There’s been a recent trend of high-profile technology companies offering their employees ‘Unlimited Vacation’ or ‘Open Paid Time Off.” It’s in an effort to recruit top talent and keep employees happy.
But if you are in sales too, you know that these types of employee perks always seem to apply more to the non-sales departments at companies. Like ping pong tables for example. Companies tout new ping pong tables like they are some kind of Fountain of Youth that offers an unending supply of joy and health. But us salespeople know one thing:
That ping pong table is not for us.
It’s kind of like the sales department is a separate entity. Certain things seem not to apply to salespeople chasing down our quota. Commission is our lifeblood and everything else takes a back seat.
But guess what? Unlimited vacation is real and it does apply to salespeople.
With choices, come decisions.
In sales, everything we earn comes from output. Us being there, cold-calling, prospecting, demo’ing and selling. You’ve got to work hard to hit quotas and get paid which means you don’t have much time to relax and chill. Sales is about work.
When a good salesperson is told that you now have unlimited vacation it probably doesn’t mean much to them. The rep’s focus is always on their quotas and outside influence is muffled. But this unlimited vacation is valuable and should be thought about.
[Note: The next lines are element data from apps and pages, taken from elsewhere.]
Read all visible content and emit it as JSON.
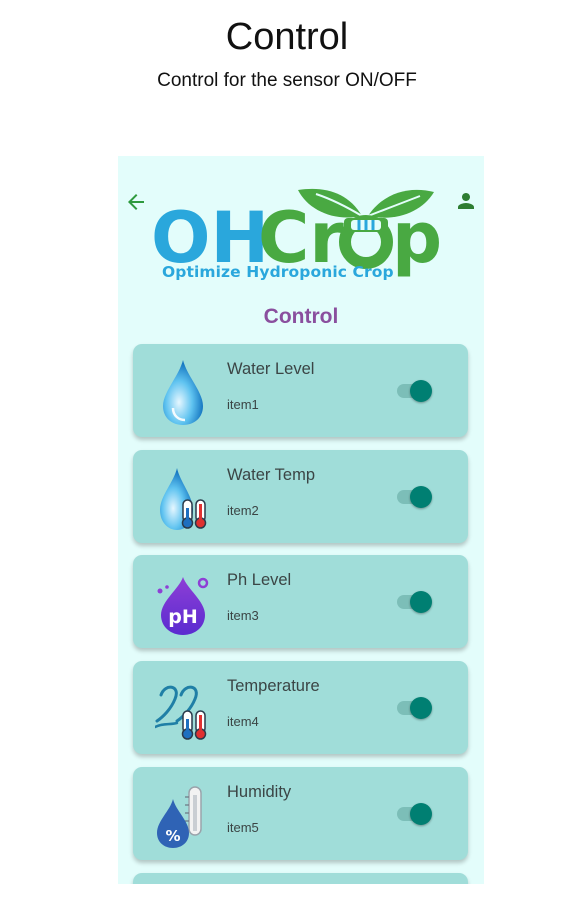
{
  "page": {
    "title": "Control",
    "subtitle": "Control for the sensor ON/OFF"
  },
  "app": {
    "logo": {
      "word_oh": "OH",
      "word_cr": "Cr",
      "word_p": "p",
      "tagline": "Optimize Hydroponic Crop"
    },
    "screen_title": "Control",
    "colors": {
      "background": "#e3fdfb",
      "card": "#a0ddd9",
      "accent_green": "#2e9a3e",
      "logo_blue": "#2aa7dc",
      "logo_green": "#49a942",
      "title_purple": "#8a4f9e",
      "toggle_on": "#007f72"
    },
    "icons": {
      "back": "arrow-left-icon",
      "profile": "person-icon"
    },
    "controls": [
      {
        "title": "Water Level",
        "subtitle": "item1",
        "icon": "water-drop-icon",
        "enabled": true
      },
      {
        "title": "Water Temp",
        "subtitle": "item2",
        "icon": "water-temperature-icon",
        "enabled": true
      },
      {
        "title": "Ph Level",
        "subtitle": "item3",
        "icon": "ph-drop-icon",
        "enabled": true
      },
      {
        "title": "Temperature",
        "subtitle": "item4",
        "icon": "air-temperature-icon",
        "enabled": true
      },
      {
        "title": "Humidity",
        "subtitle": "item5",
        "icon": "humidity-icon",
        "enabled": true
      }
    ]
  }
}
I know because I hadn’t gone on a vacation for one year. That’s right, cold calling and selling for a year straight without any trip away from the sales pit. I was losing my edge and sight of the big picture. I left for Florida for a week and relaxed. I didn’t think about sales much and played in the ocean. It rejuvenated me. After this past vacation I vowed to never lose sight of the importance of vacation again.
To answer my question “How much vacation should salesperson take?” For me, the answer is once a quarter (that’s one trip for every three months). Getting out of the routine allows your brain to see different things and think about different stuff other than closing business.
You will be more valuable to your company with a regular vacation schedule in place, even if you’re chasing a quota.